I am so excited to tell you about something amazing that happened this summer. Benjamin went to summer camp! How awesome is that! I know you may be thinking – big deal – tonnes of kids go to camp. However, most people might not know that it is darned near impossible for kids with complicated medical issues to go to camp. The camps can’t really take on the risk. It is also a proven fact that it is far more difficult to get their (helicopter) mothers to allow them out of their sight! 🙂
And then came Camp Everest! Camp Everest is a camp created by a nurse practitioner/mother of a child with complicated health issues. It’s mandate is to offer a camp experience to kids who have had spine or brain surgery…so…yup…that’s us. So despite my worries, I unhooked my claws and let Ben go to camp this summer – and he had an amazing time!
Sending kiddos to a medical camp requires a tonne of organization. Parents need to share their children’s diagnosis and med requirements well before the start of camp. Meds are given at certain times of day, so if kiddos need to change their med schedules slightly – they do this well in advance. Meds need to be bubble packed by pharmacies to minimize the possibility of dosing errors. Kiddos who need special feeds (ie: g-tubes) also have to be organized and bolus feed times may need to be changed to accommodate camp schedules. Staff also need to determine the ratio requirements for counsellors to kids. Parents need to fill out all kinds of releases and think about best hospitals for immediate care should an incident arise. There are a bunch of medical people associated with the camp – nurses, doctors, nursing students, OTs, physios, etc. In other words – RELAX – they are in good hands!
A week before camp, a huge hockey bag was dropped off at our house with Camp Everest written on it.
We were told that everything that Ben was going to bring to camp must fit in the bag – even his sleeping bags and pillows! What a smart idea!
On the day of drop off, the first stop was the nurses station. We met with the nurses, dropped of Ben’s meds, and answered any questions they had. We were then escorted to Ben’s room by a young, lovely nursing student. “You’re not gonna be one of those crying moms are ya?”she asked. “No” I sniffled, pulling my sunglasses over my eyes, glancing at her apparently unused uterus area. To be honest, I was a bit of a mess, but more in an excited/touched by awesome kind of way.
The camp itself (Camp Everest just rents it out for the days of camp) was pretty amazing!!! The entire camp facility was entirely accessible by wheelchair. The kids rooms were set up more like dormitories.
We were greeted with a star with Ben’s name on it, a new sweatshirt and a teddy bear. I helped Ben unpack then we headed back to the main area where all the groups were meeting! The theme of the camp was Villain University, so naturally all the kids were in full Villain training. Ben’s group was pirates. I’d love to tell you more, but apparently what happens at camp – stays at camp. So I was out of the loop! Hmmmmmph!
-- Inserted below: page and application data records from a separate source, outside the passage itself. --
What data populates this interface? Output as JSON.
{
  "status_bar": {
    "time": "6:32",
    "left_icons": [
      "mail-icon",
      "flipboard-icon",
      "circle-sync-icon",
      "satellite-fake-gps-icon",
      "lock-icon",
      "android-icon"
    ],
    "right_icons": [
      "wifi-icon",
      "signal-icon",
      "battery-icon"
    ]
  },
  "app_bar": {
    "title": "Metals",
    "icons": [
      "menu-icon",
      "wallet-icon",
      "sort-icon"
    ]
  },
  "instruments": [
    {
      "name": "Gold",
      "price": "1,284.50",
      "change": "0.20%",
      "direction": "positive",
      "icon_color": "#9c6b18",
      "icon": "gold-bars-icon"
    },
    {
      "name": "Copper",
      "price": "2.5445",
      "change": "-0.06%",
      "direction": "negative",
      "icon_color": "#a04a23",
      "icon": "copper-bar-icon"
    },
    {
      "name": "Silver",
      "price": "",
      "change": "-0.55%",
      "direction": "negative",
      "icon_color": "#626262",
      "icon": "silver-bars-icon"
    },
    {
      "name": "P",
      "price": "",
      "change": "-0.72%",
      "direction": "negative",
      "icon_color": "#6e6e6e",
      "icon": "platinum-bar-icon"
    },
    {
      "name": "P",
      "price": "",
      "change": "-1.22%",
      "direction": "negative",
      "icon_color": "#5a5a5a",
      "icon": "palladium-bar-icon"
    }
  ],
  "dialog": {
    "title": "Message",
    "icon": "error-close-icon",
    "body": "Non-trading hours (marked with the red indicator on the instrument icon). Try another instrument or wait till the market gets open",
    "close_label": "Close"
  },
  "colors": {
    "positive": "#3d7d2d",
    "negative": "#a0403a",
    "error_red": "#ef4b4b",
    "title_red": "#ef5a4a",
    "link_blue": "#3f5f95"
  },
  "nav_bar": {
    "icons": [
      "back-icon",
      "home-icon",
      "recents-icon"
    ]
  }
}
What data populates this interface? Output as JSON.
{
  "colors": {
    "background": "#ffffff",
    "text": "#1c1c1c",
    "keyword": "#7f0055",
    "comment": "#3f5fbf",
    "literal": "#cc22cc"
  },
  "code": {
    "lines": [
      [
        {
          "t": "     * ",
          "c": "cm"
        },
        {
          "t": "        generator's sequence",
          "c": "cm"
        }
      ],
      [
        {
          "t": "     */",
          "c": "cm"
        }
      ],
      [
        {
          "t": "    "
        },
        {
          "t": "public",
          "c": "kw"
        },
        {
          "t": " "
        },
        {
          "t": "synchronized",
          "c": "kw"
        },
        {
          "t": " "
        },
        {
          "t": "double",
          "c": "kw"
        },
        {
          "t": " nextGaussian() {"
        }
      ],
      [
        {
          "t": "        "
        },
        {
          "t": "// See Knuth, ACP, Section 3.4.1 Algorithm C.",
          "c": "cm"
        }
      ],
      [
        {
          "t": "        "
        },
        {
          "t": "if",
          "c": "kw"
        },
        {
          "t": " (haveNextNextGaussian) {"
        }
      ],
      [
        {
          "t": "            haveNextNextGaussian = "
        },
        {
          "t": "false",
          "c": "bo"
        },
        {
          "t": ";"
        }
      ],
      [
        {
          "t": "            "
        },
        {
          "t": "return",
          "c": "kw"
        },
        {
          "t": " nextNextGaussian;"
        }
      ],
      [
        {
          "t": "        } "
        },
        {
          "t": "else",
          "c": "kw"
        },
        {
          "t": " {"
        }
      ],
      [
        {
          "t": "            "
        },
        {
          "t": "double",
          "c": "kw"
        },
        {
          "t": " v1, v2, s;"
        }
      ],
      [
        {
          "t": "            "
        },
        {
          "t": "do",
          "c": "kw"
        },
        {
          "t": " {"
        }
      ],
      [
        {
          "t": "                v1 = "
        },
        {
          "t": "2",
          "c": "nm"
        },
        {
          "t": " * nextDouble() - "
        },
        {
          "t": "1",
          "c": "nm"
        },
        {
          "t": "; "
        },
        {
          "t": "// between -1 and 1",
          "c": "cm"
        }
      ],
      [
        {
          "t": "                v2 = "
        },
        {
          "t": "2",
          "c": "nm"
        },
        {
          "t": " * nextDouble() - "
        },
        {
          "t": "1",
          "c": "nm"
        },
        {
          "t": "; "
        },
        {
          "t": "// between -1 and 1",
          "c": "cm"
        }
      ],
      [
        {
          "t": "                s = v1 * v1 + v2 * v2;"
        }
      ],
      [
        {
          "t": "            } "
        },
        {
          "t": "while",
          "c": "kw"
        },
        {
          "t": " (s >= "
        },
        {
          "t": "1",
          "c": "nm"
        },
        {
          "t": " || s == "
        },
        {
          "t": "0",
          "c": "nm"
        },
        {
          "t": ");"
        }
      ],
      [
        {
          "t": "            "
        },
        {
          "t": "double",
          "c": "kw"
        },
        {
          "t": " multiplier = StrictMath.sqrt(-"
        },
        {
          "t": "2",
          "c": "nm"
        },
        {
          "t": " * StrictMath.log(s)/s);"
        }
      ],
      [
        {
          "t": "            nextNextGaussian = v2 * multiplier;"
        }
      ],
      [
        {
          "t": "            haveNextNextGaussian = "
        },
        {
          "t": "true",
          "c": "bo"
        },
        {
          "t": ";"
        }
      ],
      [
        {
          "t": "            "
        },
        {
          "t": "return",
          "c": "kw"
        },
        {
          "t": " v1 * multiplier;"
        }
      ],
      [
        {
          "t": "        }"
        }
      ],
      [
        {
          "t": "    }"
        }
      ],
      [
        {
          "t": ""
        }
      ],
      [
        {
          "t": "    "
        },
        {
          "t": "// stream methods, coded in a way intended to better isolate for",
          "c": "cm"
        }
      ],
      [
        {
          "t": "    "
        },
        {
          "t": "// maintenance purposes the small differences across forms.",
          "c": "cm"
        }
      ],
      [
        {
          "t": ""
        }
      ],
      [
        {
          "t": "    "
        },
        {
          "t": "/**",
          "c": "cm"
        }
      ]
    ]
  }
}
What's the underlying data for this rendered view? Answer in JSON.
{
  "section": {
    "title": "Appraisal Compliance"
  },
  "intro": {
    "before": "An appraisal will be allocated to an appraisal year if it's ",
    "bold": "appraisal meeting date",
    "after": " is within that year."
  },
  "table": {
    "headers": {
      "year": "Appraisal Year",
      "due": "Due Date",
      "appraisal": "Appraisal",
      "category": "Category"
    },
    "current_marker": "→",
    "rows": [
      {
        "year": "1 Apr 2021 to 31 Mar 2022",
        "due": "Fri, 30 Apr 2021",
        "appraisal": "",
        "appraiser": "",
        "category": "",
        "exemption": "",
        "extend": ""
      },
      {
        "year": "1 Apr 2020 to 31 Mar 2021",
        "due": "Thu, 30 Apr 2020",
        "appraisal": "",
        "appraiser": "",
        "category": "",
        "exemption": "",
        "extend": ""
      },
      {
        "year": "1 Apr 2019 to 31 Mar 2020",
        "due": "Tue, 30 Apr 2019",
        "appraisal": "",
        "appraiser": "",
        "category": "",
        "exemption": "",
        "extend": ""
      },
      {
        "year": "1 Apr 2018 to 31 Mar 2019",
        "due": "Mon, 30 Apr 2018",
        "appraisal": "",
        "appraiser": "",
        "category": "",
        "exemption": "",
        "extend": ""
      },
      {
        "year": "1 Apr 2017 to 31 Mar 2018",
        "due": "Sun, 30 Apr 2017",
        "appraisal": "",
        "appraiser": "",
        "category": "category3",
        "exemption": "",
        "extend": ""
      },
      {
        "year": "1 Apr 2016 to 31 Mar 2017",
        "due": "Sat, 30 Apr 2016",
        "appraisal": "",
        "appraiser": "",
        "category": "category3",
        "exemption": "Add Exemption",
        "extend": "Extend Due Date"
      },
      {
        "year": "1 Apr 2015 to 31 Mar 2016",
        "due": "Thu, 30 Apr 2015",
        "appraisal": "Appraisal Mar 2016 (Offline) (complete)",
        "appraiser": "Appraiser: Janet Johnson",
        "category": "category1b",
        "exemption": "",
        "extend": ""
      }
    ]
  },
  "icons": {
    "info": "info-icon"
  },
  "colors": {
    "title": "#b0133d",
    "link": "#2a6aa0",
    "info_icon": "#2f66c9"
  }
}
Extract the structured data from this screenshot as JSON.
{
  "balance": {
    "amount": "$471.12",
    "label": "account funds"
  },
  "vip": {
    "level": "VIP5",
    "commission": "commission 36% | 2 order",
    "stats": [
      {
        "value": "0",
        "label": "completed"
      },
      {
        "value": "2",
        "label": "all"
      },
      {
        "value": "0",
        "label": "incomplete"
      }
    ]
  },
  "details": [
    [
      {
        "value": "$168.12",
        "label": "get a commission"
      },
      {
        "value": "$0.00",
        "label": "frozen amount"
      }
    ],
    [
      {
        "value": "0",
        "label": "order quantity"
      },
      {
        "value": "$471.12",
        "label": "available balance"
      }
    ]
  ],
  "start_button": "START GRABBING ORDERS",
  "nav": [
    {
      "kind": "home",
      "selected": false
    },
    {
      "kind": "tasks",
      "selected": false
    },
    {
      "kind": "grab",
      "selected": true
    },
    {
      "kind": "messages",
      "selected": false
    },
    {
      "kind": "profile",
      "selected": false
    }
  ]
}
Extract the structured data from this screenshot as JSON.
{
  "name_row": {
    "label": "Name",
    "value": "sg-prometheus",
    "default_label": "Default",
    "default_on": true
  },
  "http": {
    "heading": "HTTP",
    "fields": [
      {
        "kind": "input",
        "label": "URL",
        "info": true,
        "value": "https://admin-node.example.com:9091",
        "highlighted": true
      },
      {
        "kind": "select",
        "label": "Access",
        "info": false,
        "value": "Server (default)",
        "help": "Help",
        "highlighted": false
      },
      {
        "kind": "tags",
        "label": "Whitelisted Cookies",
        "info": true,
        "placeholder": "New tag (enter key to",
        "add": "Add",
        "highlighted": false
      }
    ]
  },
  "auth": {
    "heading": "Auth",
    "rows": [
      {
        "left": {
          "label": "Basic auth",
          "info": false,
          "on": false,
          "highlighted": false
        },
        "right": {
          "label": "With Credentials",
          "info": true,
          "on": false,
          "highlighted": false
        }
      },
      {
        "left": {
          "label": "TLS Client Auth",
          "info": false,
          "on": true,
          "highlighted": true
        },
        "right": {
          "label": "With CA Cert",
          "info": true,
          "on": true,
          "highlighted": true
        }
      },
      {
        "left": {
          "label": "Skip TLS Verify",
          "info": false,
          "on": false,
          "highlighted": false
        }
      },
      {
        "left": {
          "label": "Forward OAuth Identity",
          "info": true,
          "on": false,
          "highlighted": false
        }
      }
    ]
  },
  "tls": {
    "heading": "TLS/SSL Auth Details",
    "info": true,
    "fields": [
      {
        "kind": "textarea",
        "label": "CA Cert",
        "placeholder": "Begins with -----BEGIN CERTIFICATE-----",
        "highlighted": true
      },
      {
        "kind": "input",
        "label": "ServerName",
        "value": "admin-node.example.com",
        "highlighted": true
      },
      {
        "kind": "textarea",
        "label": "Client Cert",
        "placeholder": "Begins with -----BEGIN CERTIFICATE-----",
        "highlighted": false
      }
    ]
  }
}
I’m not sure what exactly happened, but I think those pirates must have been looting the whole time because Ben certainly came home with a bagful of treasures.
I think having a camp for kids with physical/medical disabilities (although it’s difficult to organize) is so important and here is why:
- These kids can’t go to regular camps – most of these kids need some FUN time outside the hospital where they can meet together with other kids.
- This gives local medical staff a chance to get to know the kids when they are just being kids – a huge benefit to healthcare down the road.
- Most importantly (and sadly) is that one in 3 kids in Canada gets bullied in some way. However kids who have physical or medical challenges have a 2 or 3 times greater chance of being bullied than “typical” kids (from # CutTheBull Campaign). According to www.bullyingcanada.ca, the longer a child is bullied, the more likely they are to develop physical, emotional, and psychological scars that can last a lifetime. Studies also show that most bullying is never reported and can lead to depression, anxiety, poor academic performance, and even suicide.(www.shrinershospitalsforchildren.org/shc/cutthebull). These kids are very much at risk. By setting up networks, friendships, and teaching opportunities to support these kiddos, we can help them build networks to enhance independence and self-perception through these critical developmental years to help offset some of the negativity and seclusiveness they might encounter. (I’ve already had parents contact me through the blog whose children are only in Grade 1 with concerns about bullying – yikes – we have to help these kiddos!!!).
And that’s why a simple thing like setting up a summer camp for kids with physical or medical disabilities is so amazing!!!
Thank you @neurosurgerykidsfund for an amazing adventure! We hope to see you next year!